1. A heater, comprising:
an elongated tubular member having closed ends forming a combustion chamber having inlet ports for fuel and air at one end and an exhaust port at its other end;
said closed end elongated tubular member having inner and outer spaced-apart walls; a layer of insulating material between said inner and outer walls; 7
a jacket loosely surrounding said elongated tubular member, said'jacket having a fluid inlet port and an outlet port;
a bypass line connecting the outlet port of said jacket with the exhaust port of said combustion chamber;
a shell forming a fuel mixing chamber within said combustion chamber adjacent the inlet ports;
an ignitor plug adjacent said mixing chamber;
said ignitor plug being connected with a source of electrical energy;
a supply pipe extending through each respective inlet port and connected with said mixing chamber; and
control means including a control valve interposed in each said supply pipe and the air supply pipe.

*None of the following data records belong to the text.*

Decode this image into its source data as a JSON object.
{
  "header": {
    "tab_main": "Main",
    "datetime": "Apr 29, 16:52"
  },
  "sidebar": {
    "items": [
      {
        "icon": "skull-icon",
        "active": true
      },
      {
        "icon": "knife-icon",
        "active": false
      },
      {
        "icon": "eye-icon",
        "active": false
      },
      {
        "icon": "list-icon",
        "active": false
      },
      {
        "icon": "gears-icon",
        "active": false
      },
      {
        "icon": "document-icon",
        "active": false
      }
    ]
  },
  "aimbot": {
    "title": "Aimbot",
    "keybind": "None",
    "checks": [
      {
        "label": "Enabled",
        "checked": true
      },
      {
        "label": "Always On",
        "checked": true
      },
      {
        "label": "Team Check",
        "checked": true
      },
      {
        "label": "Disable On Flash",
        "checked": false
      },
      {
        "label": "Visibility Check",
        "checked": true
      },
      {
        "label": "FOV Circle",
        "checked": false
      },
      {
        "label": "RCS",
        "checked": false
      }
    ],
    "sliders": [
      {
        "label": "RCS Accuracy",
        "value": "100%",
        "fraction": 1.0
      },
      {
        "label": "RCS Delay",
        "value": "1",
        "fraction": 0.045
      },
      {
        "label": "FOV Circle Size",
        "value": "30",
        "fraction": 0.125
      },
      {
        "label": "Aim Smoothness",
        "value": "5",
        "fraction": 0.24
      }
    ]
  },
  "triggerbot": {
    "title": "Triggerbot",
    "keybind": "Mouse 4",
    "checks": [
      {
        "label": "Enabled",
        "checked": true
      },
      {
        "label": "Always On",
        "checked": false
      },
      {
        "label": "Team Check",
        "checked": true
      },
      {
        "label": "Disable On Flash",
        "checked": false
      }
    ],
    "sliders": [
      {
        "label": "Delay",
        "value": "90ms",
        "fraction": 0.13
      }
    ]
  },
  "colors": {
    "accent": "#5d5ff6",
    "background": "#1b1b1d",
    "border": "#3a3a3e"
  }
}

2. A heater in combination with a well bore penetrating a selected earth formation, said well bore having piping therein providing communication between the formation and the surface of the earth, the improvement comprising:
an elongated tubular member forming a combustion chamber having inlet ports for fuel and air at one end and an exhaust port at its other end,
said closed end elongated tubular member I having inner and outer spaced-apart walls;
a layer of insulating material between said inner and outer walls;
a jacket loosely surrounding said elongated tubular member, said jacket having a fluid inlet port and an outlet port;
a bypass line connecting the outlet port of said jacket with the exhaust pipe of said combustion chamber;
an exhaust pipe connecting the exhaust port with the piping in said well bore;
a shell forming a fuel mixing chamber within said combustion chamber adjacent the inlet ports;
an electric ignitor plug connected with a source of elec-' trical energy and disposed adjacent said mixing chamber; a supply pipe extending through each respective inlet 6 port and communicating with the mixing chamber; 2,734,578 2/1956 Walter 166272 and 3,091,225 5/1963 Legatski 122156 control means including a control valve interposed in 3,133,527 5/ 1964 Mizer 122136 each said supply pipe and the air supply pipe. 3,266,466 8/ 1966 Fehr 122136 5 3,360,044 12/1967 Lange 166-57X References Cited UNITED STATES PATENTS 525,271 8/1894 Langen 60-39.59 US. Cl. X.R. 2,423,378 7/1947 Gaschnitz 122136X 122-136 STEPHEN J. NOVOSAD, Primary Examiner